■ Work to be completed ■
I need each line of the entries below that includes the string "Project".

(Beginning of Records provided)

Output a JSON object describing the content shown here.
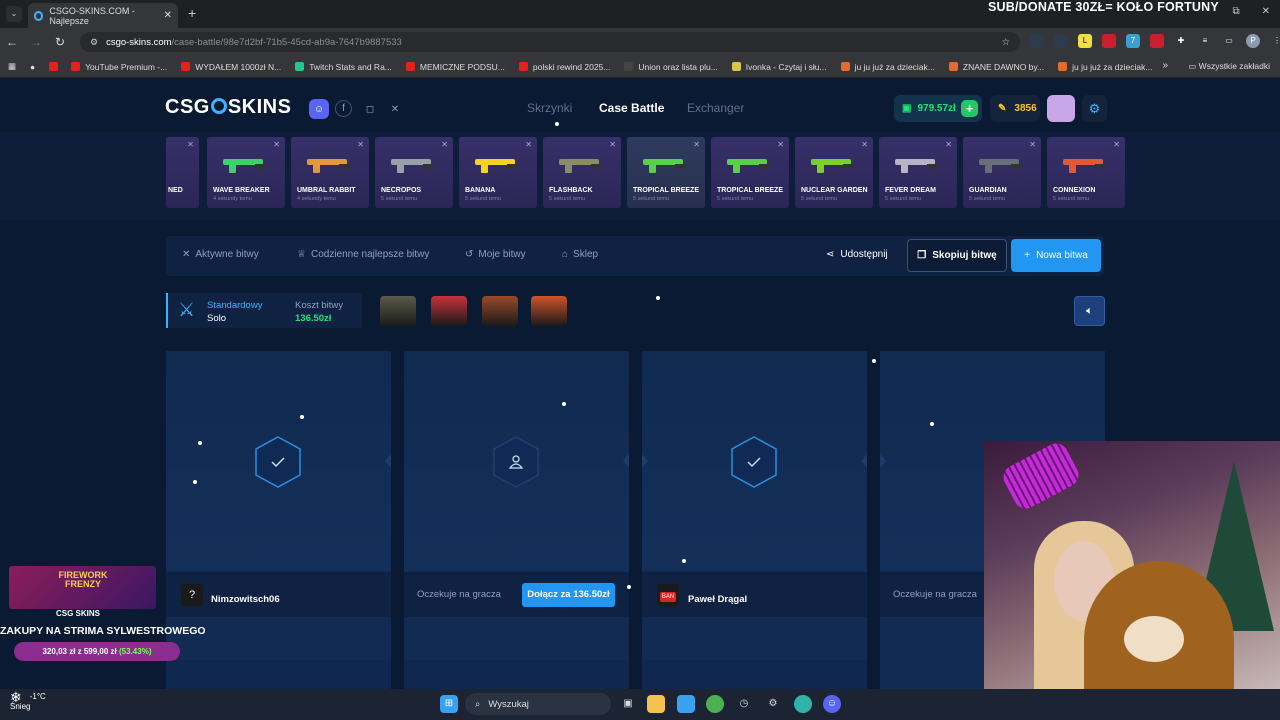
{
  "browser": {
    "tab_title": "CSGO-SKINS.COM - Najlepsze",
    "url_host": "csgo-skins.com",
    "url_path": "/case-battle/98e7d2bf-71b5-45cd-ab9a-7647b9887533",
    "all_bookmarks": "Wszystkie zakładki",
    "bookmarks": [
      {
        "label": "YouTube Premium -...",
        "color": "#e62117"
      },
      {
        "label": "WYDAŁEM 1000zł N...",
        "color": "#e62117"
      },
      {
        "label": "Twitch Stats and Ra...",
        "color": "#27c48e"
      },
      {
        "label": "MEMICZNE PODSU...",
        "color": "#e62117"
      },
      {
        "label": "polski rewind 2025...",
        "color": "#e62117"
      },
      {
        "label": "Union oraz lista plu...",
        "color": "#444"
      },
      {
        "label": "Ivonka - Czytaj i słu...",
        "color": "#d6c74a"
      },
      {
        "label": "ju ju już za dzieciak...",
        "color": "#e86a2a"
      },
      {
        "label": "ZNANE DAWNO by...",
        "color": "#e86a2a"
      },
      {
        "label": "ju ju już za dzieciak...",
        "color": "#e86a2a"
      }
    ]
  },
  "stream_overlay": {
    "top_text": "SUB/DONATE 30ZŁ= KOŁO FORTUNY",
    "promo_title": "FIREWORK FRENZY",
    "promo_brand": "CSG SKINS",
    "promo_text": "ZAKUPY NA STRIMA SYLWESTROWEGO",
    "progress_amount": "320,03 zł z 599,00 zł",
    "progress_percent": "(53.43%)",
    "progress_fraction": 0.5343
  },
  "header": {
    "logo": "CSG SKINS",
    "nav": [
      "Skrzynki",
      "Case Battle",
      "Exchanger"
    ],
    "active_nav": "Case Battle",
    "balance": "979.57zł",
    "coins": "3856"
  },
  "live_drops": [
    {
      "name": "NED",
      "time": "",
      "color": "#c02cff"
    },
    {
      "name": "WAVE BREAKER",
      "time": "4 sekundy temu",
      "color": "#3fd06a"
    },
    {
      "name": "UMBRAL RABBIT",
      "time": "4 sekundy temu",
      "color": "#e09a3a"
    },
    {
      "name": "NECROPOS",
      "time": "5 sekund temu",
      "color": "#9aa0a8"
    },
    {
      "name": "BANANA",
      "time": "5 sekund temu",
      "color": "#f7d12a"
    },
    {
      "name": "FLASHBACK",
      "time": "5 sekund temu",
      "color": "#8a8d6a"
    },
    {
      "name": "TROPICAL BREEZE",
      "time": "5 sekund temu",
      "color": "#5ad04a"
    },
    {
      "name": "TROPICAL BREEZE",
      "time": "5 sekund temu",
      "color": "#5ad04a"
    },
    {
      "name": "NUCLEAR GARDEN",
      "time": "5 sekund temu",
      "color": "#7ad030"
    },
    {
      "name": "FEVER DREAM",
      "time": "5 sekund temu",
      "color": "#b8b4c8"
    },
    {
      "name": "GUARDIAN",
      "time": "5 sekund temu",
      "color": "#6a6e78"
    },
    {
      "name": "CONNEXION",
      "time": "5 sekund temu",
      "color": "#e05a3a"
    }
  ],
  "subnav": {
    "tabs": [
      "Aktywne bitwy",
      "Codzienne najlepsze bitwy",
      "Moje bitwy",
      "Sklep"
    ],
    "share": "Udostępnij",
    "copy": "Skopiuj bitwę",
    "new_battle": "Nowa bitwa"
  },
  "battle": {
    "mode_label": "Standardowy",
    "mode_value": "Solo",
    "cost_label": "Koszt bitwy",
    "cost_value": "136.50zł",
    "cases": [
      "#5b5a4c",
      "#c8323a",
      "#9a4a2a",
      "#d0532a"
    ]
  },
  "slots": [
    {
      "state": "ready",
      "player": "Nimzowitsch06",
      "avatar": "?"
    },
    {
      "state": "waiting",
      "waiting_text": "Oczekuje na gracza",
      "join_label": "Dołącz za 136.50zł"
    },
    {
      "state": "ready",
      "player": "Paweł Drągal",
      "avatar": "BAN"
    },
    {
      "state": "waiting",
      "waiting_text": "Oczekuje na gracza"
    }
  ],
  "taskbar": {
    "weather_temp": "-1°C",
    "weather_desc": "Śnieg",
    "search_placeholder": "Wyszukaj"
  }
}
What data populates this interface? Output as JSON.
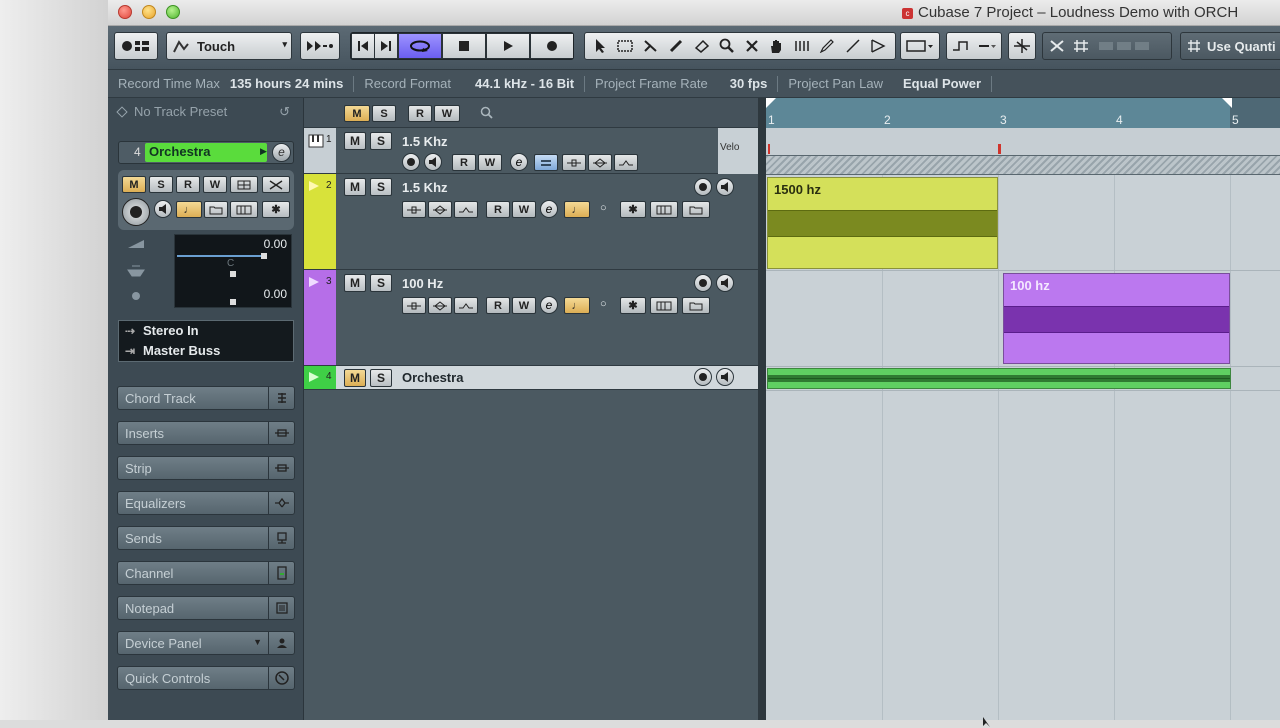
{
  "window": {
    "title": "Cubase 7 Project - Loudness Demo with ORCH",
    "title_display": "Cubase 7 Project – Loudness Demo with ORCH"
  },
  "toolbar": {
    "automation_mode": "Touch",
    "quantize_label": "Use Quanti"
  },
  "status": {
    "record_time_label": "Record Time Max",
    "record_time_value": "135 hours 24 mins",
    "record_format_label": "Record Format",
    "record_format_value": "44.1 kHz - 16 Bit",
    "frame_rate_label": "Project Frame Rate",
    "frame_rate_value": "30 fps",
    "pan_law_label": "Project Pan Law",
    "pan_law_value": "Equal Power"
  },
  "inspector": {
    "preset": "No Track Preset",
    "track_number": "4",
    "track_name": "Orchestra",
    "volume_value": "0.00",
    "pan_label": "C",
    "delay_value": "0.00",
    "input_routing": "Stereo In",
    "output_routing": "Master Buss",
    "sections": [
      "Chord Track",
      "Inserts",
      "Strip",
      "Equalizers",
      "Sends",
      "Channel",
      "Notepad",
      "Device Panel",
      "Quick Controls"
    ]
  },
  "track_header": {
    "m": "M",
    "s": "S",
    "r": "R",
    "w": "W"
  },
  "tracks": [
    {
      "number": "1",
      "name": "1.5 Khz",
      "type": "midi",
      "velo": "Velo"
    },
    {
      "number": "2",
      "name": "1.5 Khz",
      "type": "instrument",
      "color": "#d8e23a"
    },
    {
      "number": "3",
      "name": "100 Hz",
      "type": "instrument",
      "color": "#b66ee8"
    },
    {
      "number": "4",
      "name": "Orchestra",
      "type": "audio",
      "color": "#3fcf46"
    }
  ],
  "ruler": {
    "bars": [
      "1",
      "2",
      "3",
      "4",
      "5"
    ]
  },
  "parts": [
    {
      "name": "1500 hz",
      "track": "2",
      "color": "#d4e05a"
    },
    {
      "name": "100 hz",
      "track": "3",
      "color": "#bb78ef"
    },
    {
      "name": "",
      "track": "4",
      "color": "#5fcf62"
    }
  ],
  "colors": {
    "accent_blue": "#7b6cf0",
    "track_yellow": "#d8e23a",
    "track_purple": "#b66ee8",
    "track_green": "#3fcf46"
  }
}
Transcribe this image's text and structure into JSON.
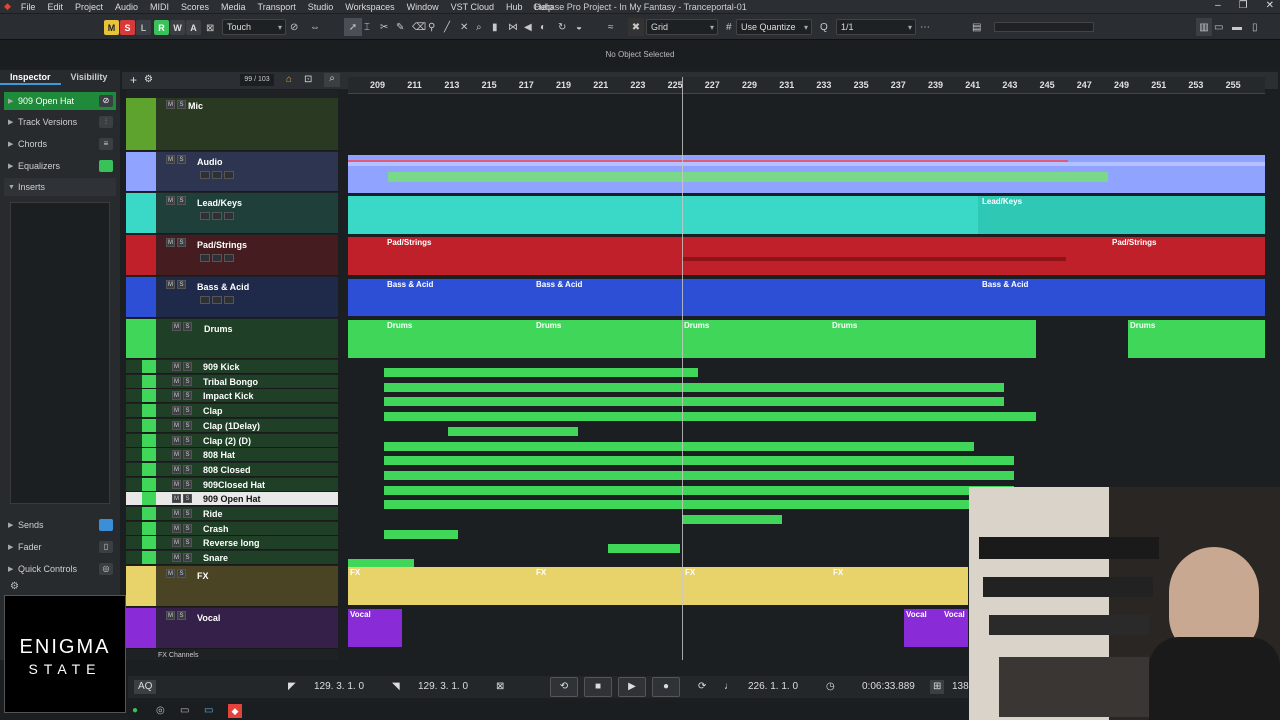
{
  "menubar": {
    "items": [
      "File",
      "Edit",
      "Project",
      "Audio",
      "MIDI",
      "Scores",
      "Media",
      "Transport",
      "Studio",
      "Workspaces",
      "Window",
      "VST Cloud",
      "Hub",
      "Help"
    ],
    "title": "Cubase Pro Project - In My Fantasy - Tranceportal-01"
  },
  "toolbar": {
    "m": "M",
    "s": "S",
    "l": "L",
    "r": "R",
    "w": "W",
    "a": "A",
    "touch": "Touch",
    "grid": "Grid",
    "quantize_type": "Use Quantize",
    "quantize_value": "1/1"
  },
  "status": "No Object Selected",
  "inspector": {
    "tab_inspector": "Inspector",
    "tab_visibility": "Visibility",
    "track": "909 Open Hat",
    "sections": [
      "Track Versions",
      "Chords",
      "Equalizers",
      "Inserts"
    ],
    "sends": "Sends",
    "fader": "Fader",
    "quick_controls": "Quick Controls"
  },
  "logo": {
    "line1": "ENIGMA",
    "line2": "STATE"
  },
  "projtb": {
    "count": "99 / 103"
  },
  "ruler": [
    "209",
    "211",
    "213",
    "215",
    "217",
    "219",
    "221",
    "223",
    "225",
    "227",
    "229",
    "231",
    "233",
    "235",
    "237",
    "239",
    "241",
    "243",
    "245",
    "247",
    "249",
    "251",
    "253",
    "255"
  ],
  "tracks": {
    "mic": "Mic",
    "audio": "Audio",
    "lead": "Lead/Keys",
    "pad": "Pad/Strings",
    "bass": "Bass & Acid",
    "drums": "Drums",
    "drum_subs": [
      "909 Kick",
      "Tribal Bongo",
      "Impact Kick",
      "Clap",
      "Clap (1Delay)",
      "Clap (2) (D)",
      "808 Hat",
      "808 Closed",
      "909Closed Hat",
      "909 Open Hat",
      "Ride",
      "Crash",
      "Reverse long",
      "Snare"
    ],
    "fx": "FX",
    "vocal": "Vocal",
    "fxchannels": "FX Channels"
  },
  "events": {
    "lead": "Lead/Keys",
    "pad": "Pad/Strings",
    "bass": "Bass & Acid",
    "drums": "Drums",
    "fx": "FX",
    "vocal": "Vocal"
  },
  "transport": {
    "left_locator": "129. 3. 1.   0",
    "right_locator": "129. 3. 1.   0",
    "position": "226. 1. 1.   0",
    "time": "0:06:33.889",
    "tempo": "138",
    "aq": "AQ"
  },
  "colors": {
    "audio": "#8fa3ff",
    "lead": "#3ad8c6",
    "pad": "#c0202a",
    "bass": "#2d4fd6",
    "drums": "#3fd65a",
    "fx": "#e8d26a",
    "vocal": "#8a2bd8",
    "mic": "#5da32e"
  }
}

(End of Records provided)

■ Response ■
    "title": "Cubase 7 Project - Loudness Demo with ORCH",
    "title_display": "Cubase 7 Project – Loudness Demo with ORCH"
    "frame_rate_label": "Project Frame Rate",
    "pan_law_label": "Project Pan Law",
      "Project",
    "title": "Cubase Pro Project - In My Fantasy - Tranceportal-01"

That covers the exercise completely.